Search Results

You are looking at 1 - 10 of 12 items for :

  • additive manufacturing x
Clear All

Ferdinando Auricchio and Stefania Marconi

non-surgical worlds. 3DP is based on an additive manufacturing (AM) process that can realise objects by adding material layer by layer, rather than by subtraction from the raw material as is the case with conventional technologies. 3DP has recently

Gareth G. Jones, Susannah Clarke, Martin Jaere, and Justin Cobb

layer manufacturing Unlike traditional computer numerical control machining, where the starting point is a large block of material which is then milled away to create a 3D object, additive layer manufacturing (3D printing) describes the process by

Pierre-Louis Docquier, Laurent Paul, and Khanh TranDuy

et al used guided intrapedicular screws to decrease the rate of misplaced screws. 11 Leiggener et al 12 manufactured a guide by additive manufacturing using selective laser sintering (SLS) for mandible reconstruction with free fibula osseous

Jasmine N. Levesque, Ajay Shah, Seper Ekhtiari, James R. Yan, Patrick Thornley, and Dale S. Williams

Introduction Three-dimensional (3D) printing is a process of design and manufacturing that was invented in the early 1980s. 1 Three-dimensional printing is considered a type of ‘additive manufacturing’, in that the final product is

Gareth G. Jones, Martin Jaere, Susannah Clarke, and Justin Cobb

additive layer manufacturing (3D printing). The most commonly used material is nylon, which is attractive because it is biochemically inert, and both the raw material and medical grade nylon 3D printers are relatively cheap. Once printed, the nylon guides

Mohsen Raza, Daniel Murphy, and Yael Gelfer

Introduction Three-dimensional (3D) printing technology, also known as ‘additive manufacturing’ or ‘rapid prototyping’, is increasingly being utilized in the field of medicine. Its first reported medical use was in 1990 when a 3D model of

Daniel Kotrych, Andrea Angelini, Andrzej Bohatyrewicz, and Pietro Ruggieri

(additive manufacturing, EBM - electron beam melting, Implantcast Gmbh, Buxtehüde, Germany) in (A) anatomical version and (B) reduced in size. (C) Different design of sacral 3D-printed custom prosthesis with the possibility of connection to posterior spine

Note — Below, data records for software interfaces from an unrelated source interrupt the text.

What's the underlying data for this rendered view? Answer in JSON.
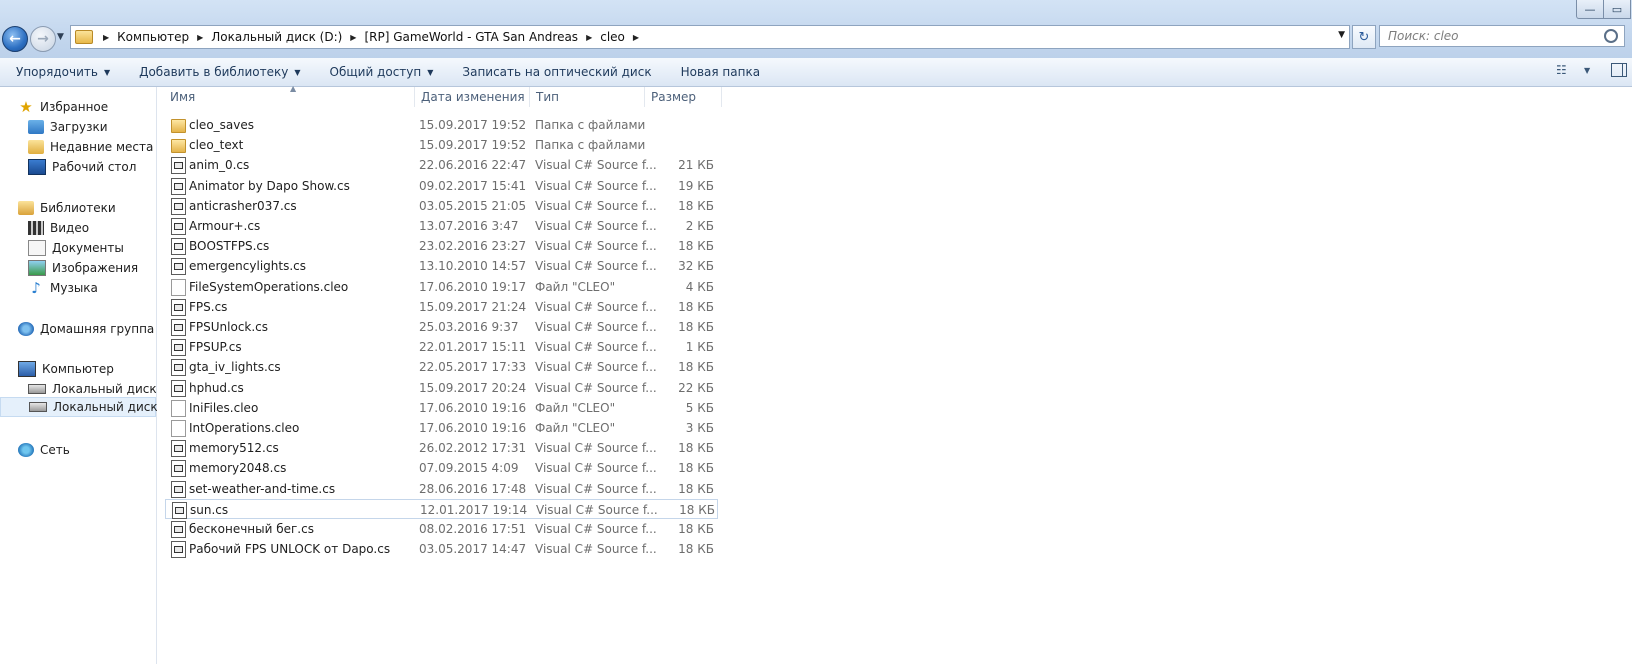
{
  "window": {
    "minimize_glyph": "—",
    "maximize_glyph": "▭"
  },
  "address": {
    "crumbs": [
      "Компьютер",
      "Локальный диск (D:)",
      "[RP] GameWorld - GTA San Andreas",
      "cleo"
    ]
  },
  "search": {
    "placeholder": "Поиск: cleo"
  },
  "commands": {
    "organize": "Упорядочить",
    "add_to_library": "Добавить в библиотеку",
    "share": "Общий доступ",
    "burn": "Записать на оптический диск",
    "new_folder": "Новая папка"
  },
  "nav": {
    "favorites": "Избранное",
    "downloads": "Загрузки",
    "recent": "Недавние места",
    "desktop": "Рабочий стол",
    "libraries": "Библиотеки",
    "video": "Видео",
    "documents": "Документы",
    "images": "Изображения",
    "music": "Музыка",
    "homegroup": "Домашняя группа",
    "computer": "Компьютер",
    "disk_c": "Локальный диск (C",
    "disk_d": "Локальный диск (D",
    "network": "Сеть"
  },
  "columns": {
    "name": "Имя",
    "date": "Дата изменения",
    "type": "Тип",
    "size": "Размер"
  },
  "files": [
    {
      "name": "cleo_saves",
      "date": "15.09.2017 19:52",
      "type": "Папка с файлами",
      "size": "",
      "kind": "folder"
    },
    {
      "name": "cleo_text",
      "date": "15.09.2017 19:52",
      "type": "Папка с файлами",
      "size": "",
      "kind": "folder"
    },
    {
      "name": "anim_0.cs",
      "date": "22.06.2016 22:47",
      "type": "Visual C# Source f...",
      "size": "21 КБ",
      "kind": "cs"
    },
    {
      "name": "Animator by Dapo Show.cs",
      "date": "09.02.2017 15:41",
      "type": "Visual C# Source f...",
      "size": "19 КБ",
      "kind": "cs"
    },
    {
      "name": "anticrasher037.cs",
      "date": "03.05.2015 21:05",
      "type": "Visual C# Source f...",
      "size": "18 КБ",
      "kind": "cs"
    },
    {
      "name": "Armour+.cs",
      "date": "13.07.2016 3:47",
      "type": "Visual C# Source f...",
      "size": "2 КБ",
      "kind": "cs"
    },
    {
      "name": "BOOSTFPS.cs",
      "date": "23.02.2016 23:27",
      "type": "Visual C# Source f...",
      "size": "18 КБ",
      "kind": "cs"
    },
    {
      "name": "emergencylights.cs",
      "date": "13.10.2010 14:57",
      "type": "Visual C# Source f...",
      "size": "32 КБ",
      "kind": "cs"
    },
    {
      "name": "FileSystemOperations.cleo",
      "date": "17.06.2010 19:17",
      "type": "Файл \"CLEO\"",
      "size": "4 КБ",
      "kind": "cleo"
    },
    {
      "name": "FPS.cs",
      "date": "15.09.2017 21:24",
      "type": "Visual C# Source f...",
      "size": "18 КБ",
      "kind": "cs"
    },
    {
      "name": "FPSUnlock.cs",
      "date": "25.03.2016 9:37",
      "type": "Visual C# Source f...",
      "size": "18 КБ",
      "kind": "cs"
    },
    {
      "name": "FPSUP.cs",
      "date": "22.01.2017 15:11",
      "type": "Visual C# Source f...",
      "size": "1 КБ",
      "kind": "cs"
    },
    {
      "name": "gta_iv_lights.cs",
      "date": "22.05.2017 17:33",
      "type": "Visual C# Source f...",
      "size": "18 КБ",
      "kind": "cs"
    },
    {
      "name": "hphud.cs",
      "date": "15.09.2017 20:24",
      "type": "Visual C# Source f...",
      "size": "22 КБ",
      "kind": "cs"
    },
    {
      "name": "IniFiles.cleo",
      "date": "17.06.2010 19:16",
      "type": "Файл \"CLEO\"",
      "size": "5 КБ",
      "kind": "cleo"
    },
    {
      "name": "IntOperations.cleo",
      "date": "17.06.2010 19:16",
      "type": "Файл \"CLEO\"",
      "size": "3 КБ",
      "kind": "cleo"
    },
    {
      "name": "memory512.cs",
      "date": "26.02.2012 17:31",
      "type": "Visual C# Source f...",
      "size": "18 КБ",
      "kind": "cs"
    },
    {
      "name": "memory2048.cs",
      "date": "07.09.2015 4:09",
      "type": "Visual C# Source f...",
      "size": "18 КБ",
      "kind": "cs"
    },
    {
      "name": "set-weather-and-time.cs",
      "date": "28.06.2016 17:48",
      "type": "Visual C# Source f...",
      "size": "18 КБ",
      "kind": "cs"
    },
    {
      "name": "sun.cs",
      "date": "12.01.2017 19:14",
      "type": "Visual C# Source f...",
      "size": "18 КБ",
      "kind": "cs",
      "selected": true
    },
    {
      "name": "бесконечный бег.cs",
      "date": "08.02.2016 17:51",
      "type": "Visual C# Source f...",
      "size": "18 КБ",
      "kind": "cs"
    },
    {
      "name": "Рабочий FPS UNLOCK от Dapo.cs",
      "date": "03.05.2017 14:47",
      "type": "Visual C# Source f...",
      "size": "18 КБ",
      "kind": "cs"
    }
  ]
}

Catalin Cirstoiu, Bogdan Cretu, Bogdan Serban, Zsombor Panti, and Mihai Nica

of ensuring better resection margins and a more precise matching of allografts. 24 Three-dimensional (3D) printing, also called additive layer manufacturing (ALM), nowadays allows the fabrication of more durable, lighter, custom implants or

Maria-Pau Ginebra, Montserrat Espanol, Yassine Maazouz, Victor Bergez, and David Pastorino

of biocompatible surfactants to the formulation, which allows the production of self-setting apatitic foams 34 , 35 and the development of self-setting inks that can be used in additive manufacturing techniques, such as 3D microextrusion. 36

Thomas Collins, Dinesh Alexander, and Bilal Barkatali

-pronged approach centred on dilution, 4 o C incubation and plasma cryoprecipitate supplementation. The combination of these had an additive effect with greater angiogenesis, greater secretion of vascular endothelial growth factor (VEGF), epidermal growth factor